-- What is being asked --
The records below are to be duplicated exactly as they appear.

-- Data to process --
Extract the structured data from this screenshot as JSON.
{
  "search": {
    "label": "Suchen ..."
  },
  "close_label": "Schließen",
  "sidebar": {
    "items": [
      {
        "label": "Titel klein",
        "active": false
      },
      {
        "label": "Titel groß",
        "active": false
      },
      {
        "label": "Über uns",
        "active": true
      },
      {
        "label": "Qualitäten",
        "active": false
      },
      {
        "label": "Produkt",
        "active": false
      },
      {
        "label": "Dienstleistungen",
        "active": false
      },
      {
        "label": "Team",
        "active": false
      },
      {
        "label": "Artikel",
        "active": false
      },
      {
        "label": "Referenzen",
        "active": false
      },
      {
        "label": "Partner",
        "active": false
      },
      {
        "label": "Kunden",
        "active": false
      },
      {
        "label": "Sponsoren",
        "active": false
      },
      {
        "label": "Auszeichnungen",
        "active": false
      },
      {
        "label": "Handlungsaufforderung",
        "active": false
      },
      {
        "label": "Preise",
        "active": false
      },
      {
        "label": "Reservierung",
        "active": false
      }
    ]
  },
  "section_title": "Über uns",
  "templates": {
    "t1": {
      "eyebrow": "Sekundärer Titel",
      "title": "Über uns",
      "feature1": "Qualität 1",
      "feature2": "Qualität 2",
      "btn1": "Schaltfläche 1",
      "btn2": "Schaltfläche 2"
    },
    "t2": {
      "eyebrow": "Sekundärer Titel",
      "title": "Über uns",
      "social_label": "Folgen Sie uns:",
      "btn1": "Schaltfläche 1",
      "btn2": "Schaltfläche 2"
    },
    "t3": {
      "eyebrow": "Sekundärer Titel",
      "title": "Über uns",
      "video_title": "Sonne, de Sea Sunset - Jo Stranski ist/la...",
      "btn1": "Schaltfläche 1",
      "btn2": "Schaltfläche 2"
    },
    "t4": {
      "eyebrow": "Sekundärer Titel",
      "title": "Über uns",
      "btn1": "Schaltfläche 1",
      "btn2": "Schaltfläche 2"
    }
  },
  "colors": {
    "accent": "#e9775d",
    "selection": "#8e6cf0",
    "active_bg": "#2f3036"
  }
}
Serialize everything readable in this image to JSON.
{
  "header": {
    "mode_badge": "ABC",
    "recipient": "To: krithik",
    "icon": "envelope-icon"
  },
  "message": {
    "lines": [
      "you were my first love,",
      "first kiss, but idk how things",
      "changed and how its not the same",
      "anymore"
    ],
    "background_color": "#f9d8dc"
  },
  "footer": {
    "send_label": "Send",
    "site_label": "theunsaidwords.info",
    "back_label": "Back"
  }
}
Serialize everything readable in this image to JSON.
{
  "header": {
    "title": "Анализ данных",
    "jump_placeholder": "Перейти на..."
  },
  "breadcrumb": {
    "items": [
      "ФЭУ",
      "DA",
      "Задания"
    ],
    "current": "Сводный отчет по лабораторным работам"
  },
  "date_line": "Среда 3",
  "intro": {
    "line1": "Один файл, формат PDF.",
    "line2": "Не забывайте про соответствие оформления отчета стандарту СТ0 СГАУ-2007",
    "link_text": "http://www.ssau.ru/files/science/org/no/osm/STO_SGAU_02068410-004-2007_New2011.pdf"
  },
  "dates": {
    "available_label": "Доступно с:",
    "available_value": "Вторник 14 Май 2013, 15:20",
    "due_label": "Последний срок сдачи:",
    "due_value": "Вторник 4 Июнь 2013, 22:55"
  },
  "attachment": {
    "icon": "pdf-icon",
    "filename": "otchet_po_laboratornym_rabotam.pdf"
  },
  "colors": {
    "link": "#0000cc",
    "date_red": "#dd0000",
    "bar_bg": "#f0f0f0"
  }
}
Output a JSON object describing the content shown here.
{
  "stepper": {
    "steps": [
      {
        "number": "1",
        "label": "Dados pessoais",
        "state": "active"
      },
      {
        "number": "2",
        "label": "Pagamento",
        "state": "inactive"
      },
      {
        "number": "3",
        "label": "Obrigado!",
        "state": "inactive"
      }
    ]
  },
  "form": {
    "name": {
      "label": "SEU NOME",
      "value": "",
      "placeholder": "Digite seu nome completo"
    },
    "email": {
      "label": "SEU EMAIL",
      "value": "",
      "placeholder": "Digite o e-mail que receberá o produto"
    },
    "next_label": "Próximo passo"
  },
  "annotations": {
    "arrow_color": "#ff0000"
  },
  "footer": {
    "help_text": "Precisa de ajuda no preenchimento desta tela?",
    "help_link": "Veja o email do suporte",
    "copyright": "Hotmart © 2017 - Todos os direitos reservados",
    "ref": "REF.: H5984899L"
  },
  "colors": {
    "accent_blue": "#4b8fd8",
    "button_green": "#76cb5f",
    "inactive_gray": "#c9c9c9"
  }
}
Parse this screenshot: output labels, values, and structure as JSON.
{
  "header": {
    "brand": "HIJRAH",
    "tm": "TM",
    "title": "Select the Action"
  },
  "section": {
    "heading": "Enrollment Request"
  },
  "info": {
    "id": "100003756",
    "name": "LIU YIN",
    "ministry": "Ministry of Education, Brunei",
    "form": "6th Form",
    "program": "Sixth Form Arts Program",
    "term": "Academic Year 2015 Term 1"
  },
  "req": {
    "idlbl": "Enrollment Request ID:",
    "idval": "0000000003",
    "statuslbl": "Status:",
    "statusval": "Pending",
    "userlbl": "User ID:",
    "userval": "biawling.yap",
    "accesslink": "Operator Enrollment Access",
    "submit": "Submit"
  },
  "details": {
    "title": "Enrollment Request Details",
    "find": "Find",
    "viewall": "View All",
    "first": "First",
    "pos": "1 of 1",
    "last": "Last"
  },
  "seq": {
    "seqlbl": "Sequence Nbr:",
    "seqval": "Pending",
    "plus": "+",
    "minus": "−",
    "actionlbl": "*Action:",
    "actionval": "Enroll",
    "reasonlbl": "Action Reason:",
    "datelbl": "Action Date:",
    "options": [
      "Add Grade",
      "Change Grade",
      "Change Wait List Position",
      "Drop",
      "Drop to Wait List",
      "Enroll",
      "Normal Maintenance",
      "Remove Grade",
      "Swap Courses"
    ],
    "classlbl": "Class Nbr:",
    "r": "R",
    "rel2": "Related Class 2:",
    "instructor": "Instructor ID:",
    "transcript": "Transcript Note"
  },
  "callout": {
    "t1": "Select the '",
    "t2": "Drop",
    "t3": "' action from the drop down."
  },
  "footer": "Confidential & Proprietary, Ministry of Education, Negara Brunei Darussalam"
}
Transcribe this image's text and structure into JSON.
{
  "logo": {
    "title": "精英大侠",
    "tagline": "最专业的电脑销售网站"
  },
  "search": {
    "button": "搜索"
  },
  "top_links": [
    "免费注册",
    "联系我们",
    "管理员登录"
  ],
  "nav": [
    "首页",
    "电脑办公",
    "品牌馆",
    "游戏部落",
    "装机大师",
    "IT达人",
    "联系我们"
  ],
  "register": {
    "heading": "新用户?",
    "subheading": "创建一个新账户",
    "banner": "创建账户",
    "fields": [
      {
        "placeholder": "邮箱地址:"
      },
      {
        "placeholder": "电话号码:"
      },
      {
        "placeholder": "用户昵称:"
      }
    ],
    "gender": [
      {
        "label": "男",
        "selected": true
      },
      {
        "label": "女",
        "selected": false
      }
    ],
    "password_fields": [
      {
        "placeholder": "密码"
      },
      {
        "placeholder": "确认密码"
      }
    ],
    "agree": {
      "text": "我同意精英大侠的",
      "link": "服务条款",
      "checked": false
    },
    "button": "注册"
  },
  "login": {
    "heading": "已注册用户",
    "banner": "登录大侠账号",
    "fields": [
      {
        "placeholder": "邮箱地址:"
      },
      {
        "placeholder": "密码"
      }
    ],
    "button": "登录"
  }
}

-- Answer box --
Extract the structured data from this screenshot as JSON.
{
  "search": {
    "label": "Suchen ..."
  },
  "close_label": "Schließen",
  "sidebar": {
    "items": [
      {
        "label": "Titel klein",
        "active": false
      },
      {
        "label": "Titel groß",
        "active": false
      },
      {
        "label": "Über uns",
        "active": true
      },
      {
        "label": "Qualitäten",
        "active": false
      },
      {
        "label": "Produkt",
        "active": false
      },
      {
        "label": "Dienstleistungen",
        "active": false
      },
      {
        "label": "Team",
        "active": false
      },
      {
        "label": "Artikel",
        "active": false
      },
      {
        "label": "Referenzen",
        "active": false
      },
      {
        "label": "Partner",
        "active": false
      },
      {
        "label": "Kunden",
        "active": false
      },
      {
        "label": "Sponsoren",
        "active": false
      },
      {
        "label": "Auszeichnungen",
        "active": false
      },
      {
        "label": "Handlungsaufforderung",
        "active": false
      },
      {
        "label": "Preise",
        "active": false
      },
      {
        "label": "Reservierung",
        "active": false
      }
    ]
  },
  "section_title": "Über uns",
  "templates": {
    "t1": {
      "eyebrow": "Sekundärer Titel",
      "title": "Über uns",
      "feature1": "Qualität 1",
      "feature2": "Qualität 2",
      "btn1": "Schaltfläche 1",
      "btn2": "Schaltfläche 2"
    },
    "t2": {
      "eyebrow": "Sekundärer Titel",
      "title": "Über uns",
      "social_label": "Folgen Sie uns:",
      "btn1": "Schaltfläche 1",
      "btn2": "Schaltfläche 2"
    },
    "t3": {
      "eyebrow": "Sekundärer Titel",
      "title": "Über uns",
      "video_title": "Sonne, de Sea Sunset - Jo Stranski ist/la...",
      "btn1": "Schaltfläche 1",
      "btn2": "Schaltfläche 2"
    },
    "t4": {
      "eyebrow": "Sekundärer Titel",
      "title": "Über uns",
      "btn1": "Schaltfläche 1",
      "btn2": "Schaltfläche 2"
    }
  },
  "colors": {
    "accent": "#e9775d",
    "selection": "#8e6cf0",
    "active_bg": "#2f3036"
  }
}
Serialize everything readable in this image to JSON.
{
  "header": {
    "mode_badge": "ABC",
    "recipient": "To: krithik",
    "icon": "envelope-icon"
  },
  "message": {
    "lines": [
      "you were my first love,",
      "first kiss, but idk how things",
      "changed and how its not the same",
      "anymore"
    ],
    "background_color": "#f9d8dc"
  },
  "footer": {
    "send_label": "Send",
    "site_label": "theunsaidwords.info",
    "back_label": "Back"
  }
}
Serialize everything readable in this image to JSON.
{
  "header": {
    "title": "Анализ данных",
    "jump_placeholder": "Перейти на..."
  },
  "breadcrumb": {
    "items": [
      "ФЭУ",
      "DA",
      "Задания"
    ],
    "current": "Сводный отчет по лабораторным работам"
  },
  "date_line": "Среда 3",
  "intro": {
    "line1": "Один файл, формат PDF.",
    "line2": "Не забывайте про соответствие оформления отчета стандарту СТ0 СГАУ-2007",
    "link_text": "http://www.ssau.ru/files/science/org/no/osm/STO_SGAU_02068410-004-2007_New2011.pdf"
  },
  "dates": {
    "available_label": "Доступно с:",
    "available_value": "Вторник 14 Май 2013, 15:20",
    "due_label": "Последний срок сдачи:",
    "due_value": "Вторник 4 Июнь 2013, 22:55"
  },
  "attachment": {
    "icon": "pdf-icon",
    "filename": "otchet_po_laboratornym_rabotam.pdf"
  },
  "colors": {
    "link": "#0000cc",
    "date_red": "#dd0000",
    "bar_bg": "#f0f0f0"
  }
}
Output a JSON object describing the content shown here.
{
  "stepper": {
    "steps": [
      {
        "number": "1",
        "label": "Dados pessoais",
        "state": "active"
      },
      {
        "number": "2",
        "label": "Pagamento",
        "state": "inactive"
      },
      {
        "number": "3",
        "label": "Obrigado!",
        "state": "inactive"
      }
    ]
  },
  "form": {
    "name": {
      "label": "SEU NOME",
      "value": "",
      "placeholder": "Digite seu nome completo"
    },
    "email": {
      "label": "SEU EMAIL",
      "value": "",
      "placeholder": "Digite o e-mail que receberá o produto"
    },
    "next_label": "Próximo passo"
  },
  "annotations": {
    "arrow_color": "#ff0000"
  },
  "footer": {
    "help_text": "Precisa de ajuda no preenchimento desta tela?",
    "help_link": "Veja o email do suporte",
    "copyright": "Hotmart © 2017 - Todos os direitos reservados",
    "ref": "REF.: H5984899L"
  },
  "colors": {
    "accent_blue": "#4b8fd8",
    "button_green": "#76cb5f",
    "inactive_gray": "#c9c9c9"
  }
}
Parse this screenshot: output labels, values, and structure as JSON.
{
  "header": {
    "brand": "HIJRAH",
    "tm": "TM",
    "title": "Select the Action"
  },
  "section": {
    "heading": "Enrollment Request"
  },
  "info": {
    "id": "100003756",
    "name": "LIU YIN",
    "ministry": "Ministry of Education, Brunei",
    "form": "6th Form",
    "program": "Sixth Form Arts Program",
    "term": "Academic Year 2015 Term 1"
  },
  "req": {
    "idlbl": "Enrollment Request ID:",
    "idval": "0000000003",
    "statuslbl": "Status:",
    "statusval": "Pending",
    "userlbl": "User ID:",
    "userval": "biawling.yap",
    "accesslink": "Operator Enrollment Access",
    "submit": "Submit"
  },
  "details": {
    "title": "Enrollment Request Details",
    "find": "Find",
    "viewall": "View All",
    "first": "First",
    "pos": "1 of 1",
    "last": "Last"
  },
  "seq": {
    "seqlbl": "Sequence Nbr:",
    "seqval": "Pending",
    "plus": "+",
    "minus": "−",
    "actionlbl": "*Action:",
    "actionval": "Enroll",
    "reasonlbl": "Action Reason:",
    "datelbl": "Action Date:",
    "options": [
      "Add Grade",
      "Change Grade",
      "Change Wait List Position",
      "Drop",
      "Drop to Wait List",
      "Enroll",
      "Normal Maintenance",
      "Remove Grade",
      "Swap Courses"
    ],
    "classlbl": "Class Nbr:",
    "r": "R",
    "rel2": "Related Class 2:",
    "instructor": "Instructor ID:",
    "transcript": "Transcript Note"
  },
  "callout": {
    "t1": "Select the '",
    "t2": "Drop",
    "t3": "' action from the drop down."
  },
  "footer": "Confidential & Proprietary, Ministry of Education, Negara Brunei Darussalam"
}
Transcribe this image's text and structure into JSON.
{
  "logo": {
    "title": "精英大侠",
    "tagline": "最专业的电脑销售网站"
  },
  "search": {
    "button": "搜索"
  },
  "top_links": [
    "免费注册",
    "联系我们",
    "管理员登录"
  ],
  "nav": [
    "首页",
    "电脑办公",
    "品牌馆",
    "游戏部落",
    "装机大师",
    "IT达人",
    "联系我们"
  ],
  "register": {
    "heading": "新用户?",
    "subheading": "创建一个新账户",
    "banner": "创建账户",
    "fields": [
      {
        "placeholder": "邮箱地址:"
      },
      {
        "placeholder": "电话号码:"
      },
      {
        "placeholder": "用户昵称:"
      }
    ],
    "gender": [
      {
        "label": "男",
        "selected": true
      },
      {
        "label": "女",
        "selected": false
      }
    ],
    "password_fields": [
      {
        "placeholder": "密码"
      },
      {
        "placeholder": "确认密码"
      }
    ],
    "agree": {
      "text": "我同意精英大侠的",
      "link": "服务条款",
      "checked": false
    },
    "button": "注册"
  },
  "login": {
    "heading": "已注册用户",
    "banner": "登录大侠账号",
    "fields": [
      {
        "placeholder": "邮箱地址:"
      },
      {
        "placeholder": "密码"
      }
    ],
    "button": "登录"
  }
}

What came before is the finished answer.